Monday, August 10, 2009
Recycling on Your Own Turf
I'm away from Hawai'i now, spending some time in the San Francisco Bay Area on family business. Every time I travel to the city I'm amazed at how rural practices can get wildly out of hand in urban contexts. Take the concept of recycling, for example. "I'm a big-time recycler!" My city pals are fond of saying this. What it really means is that every week their curbside pickup consists of 3 colored bins: a blue one for recyclables, which they do not sort ("they have people who do that," they explain); green for "compostables," and gray for plain old "garbage," whatever that means. And, among my pals, there's competition for bragging rights to keeping the most out of the gray bin. Does this deter them from buying overpackaged items? Not necessarily -- because, hey, every week almost everything is "recyclable," right?

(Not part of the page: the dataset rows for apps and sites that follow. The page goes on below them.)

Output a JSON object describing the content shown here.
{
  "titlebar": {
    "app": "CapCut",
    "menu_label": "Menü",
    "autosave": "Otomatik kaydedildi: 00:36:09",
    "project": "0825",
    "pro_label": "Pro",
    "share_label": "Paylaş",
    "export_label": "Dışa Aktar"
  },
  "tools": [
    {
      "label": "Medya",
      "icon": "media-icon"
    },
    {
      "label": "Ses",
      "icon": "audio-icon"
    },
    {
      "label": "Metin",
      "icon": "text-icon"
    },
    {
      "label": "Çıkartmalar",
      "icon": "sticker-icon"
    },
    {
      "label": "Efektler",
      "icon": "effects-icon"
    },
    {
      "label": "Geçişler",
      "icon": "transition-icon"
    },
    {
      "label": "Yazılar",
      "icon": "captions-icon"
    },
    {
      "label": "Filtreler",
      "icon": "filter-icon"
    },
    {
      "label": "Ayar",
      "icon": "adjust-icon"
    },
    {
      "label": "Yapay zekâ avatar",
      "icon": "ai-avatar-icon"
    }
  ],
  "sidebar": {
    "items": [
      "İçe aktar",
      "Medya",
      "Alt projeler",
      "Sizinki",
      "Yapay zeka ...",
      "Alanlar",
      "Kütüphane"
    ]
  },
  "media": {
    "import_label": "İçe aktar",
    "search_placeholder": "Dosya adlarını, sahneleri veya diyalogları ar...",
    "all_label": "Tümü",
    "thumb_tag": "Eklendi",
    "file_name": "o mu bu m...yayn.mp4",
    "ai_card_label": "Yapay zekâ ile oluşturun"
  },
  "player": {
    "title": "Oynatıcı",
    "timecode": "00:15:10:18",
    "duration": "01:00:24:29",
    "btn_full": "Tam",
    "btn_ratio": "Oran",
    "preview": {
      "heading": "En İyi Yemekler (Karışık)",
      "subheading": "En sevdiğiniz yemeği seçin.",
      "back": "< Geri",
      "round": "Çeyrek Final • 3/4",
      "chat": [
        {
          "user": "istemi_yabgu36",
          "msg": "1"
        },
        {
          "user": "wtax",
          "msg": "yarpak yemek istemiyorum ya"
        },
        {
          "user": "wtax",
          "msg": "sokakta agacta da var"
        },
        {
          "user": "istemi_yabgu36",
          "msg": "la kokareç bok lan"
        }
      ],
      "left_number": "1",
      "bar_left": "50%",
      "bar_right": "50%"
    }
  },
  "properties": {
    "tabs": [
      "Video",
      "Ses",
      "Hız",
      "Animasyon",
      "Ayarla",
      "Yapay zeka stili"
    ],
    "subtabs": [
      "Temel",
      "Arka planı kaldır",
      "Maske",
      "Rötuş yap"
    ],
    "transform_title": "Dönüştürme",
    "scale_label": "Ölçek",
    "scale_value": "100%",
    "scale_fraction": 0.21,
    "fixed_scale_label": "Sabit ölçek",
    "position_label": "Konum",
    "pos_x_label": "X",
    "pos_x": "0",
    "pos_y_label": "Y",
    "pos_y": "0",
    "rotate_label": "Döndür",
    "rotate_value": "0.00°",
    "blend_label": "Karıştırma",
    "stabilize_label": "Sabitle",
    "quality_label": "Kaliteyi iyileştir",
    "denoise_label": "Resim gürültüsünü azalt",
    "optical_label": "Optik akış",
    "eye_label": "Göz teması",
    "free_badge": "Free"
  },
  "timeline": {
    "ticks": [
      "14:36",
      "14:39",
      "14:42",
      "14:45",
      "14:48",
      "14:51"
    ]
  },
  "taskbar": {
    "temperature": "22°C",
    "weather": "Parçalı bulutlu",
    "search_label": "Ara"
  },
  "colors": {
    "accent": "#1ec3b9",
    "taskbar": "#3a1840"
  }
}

Apparently, in the city, recycling isn't necessarily connected with composting at home. Take for example the condo owner who lives next to my friend in the city of Alameda. That's his green bin in the photo above. He decided he no longer wanted a postage-stamp lawn and wanted a concrete patio instead - the way it was originally - so he ripped it out the grass and disposed of it just as it had come to him, sod piece by sod piece. Well, I guess he thought it is compostable, and so it made some kind of logical sense to him to stuff it in the "green" bin. But to me it somehow seemed a bit bizarre to see turf rolled up and stuffed in a garbage bin like a bit of old carpet, even though it would go to the green waste facility. Big time recyclers? Not quite, I don't think so, at least not yet.
Which makes me wonder: When it comes to recycling, how are we doing on our own turf, Hawai'i?